Note that further down in the spreadsheet you will find a list of alternative terms that may help in your creative writing exercise.
Perhaps the most difficult step in your effort to incorporate keywords, creative writing now requires that you come up with a story, and develop the ability to include terms in an appropriate density. You’ll want to include as many as 10 percent keywords to your SEO copywritng. Tricky, but over time it becomes second nature. Ten percent may be a bit too much for some articles, so shoot for a minimum of five percent.
It is also important to maintain ‘human readability’. The search engines understand language, grammar, and punctuation, so you will want to pay attention to these important aspects of writing to avoid appearing as spam and receiving an index penalty. Write your article in natural language, and use keywords as often as you can without creating lists or appearing to be blatant.
Be sure to modify your keywords with localization as well as with descriptive terms. There are two ways to modify your keywords;
- With a descriptive modifier, so that if our primary keyword is ‘humanitarian’, we can say ‘humanitarian relief’ to make it a stronger keyword phrase.
- With a localization such as ‘Miami Humanitarian’, which helps the search engines localize my search index for people within the Miami area searching for the term ‘humanitarian’.
Localization has become one of the most important aspects of keyword usage because of the mobile revolution, where people search from a mobile device to find local products and services.
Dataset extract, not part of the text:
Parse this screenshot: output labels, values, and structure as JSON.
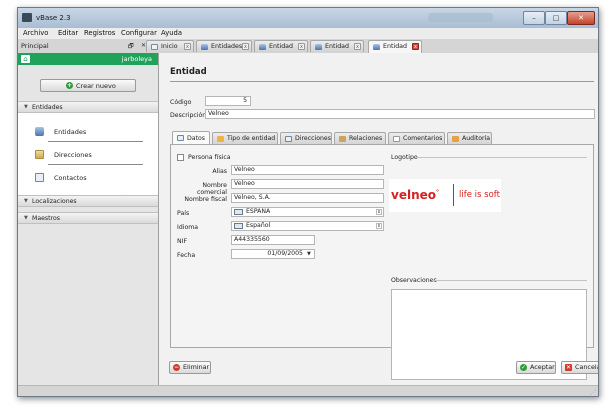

The search engines have responded with more localized search results and listings. You can take advantage of this simply by adding the name of your town in front of a keyword.
Finally, be sure to link your keywords to appropriate pages around your site, or to an appropriate page on your home site. A few rules of thumb to consider include:
Don’t link excessively. In a 300-word article it is appropriate to link 3-4 keywords. More and you will appear to be spamming, and will dilute the authority you are giving to each keyword. (Authority is a measurement of strength based on the relevance of the article.)
Don’t link a specific keyword more than once; no need to waste authority on the same keyword. Keep it simple for the search engines to follow, and don’t waste their time by leading them to the same place from the same keyword multiple times.
Use alternate tags to add information to your links. This is a great way to help the search engines understand more clearly your terms and their specific modifiers.
I talked about keywords in this week’s tech call with Paul Jensen. Here’s an excerpt if you’re the listening type: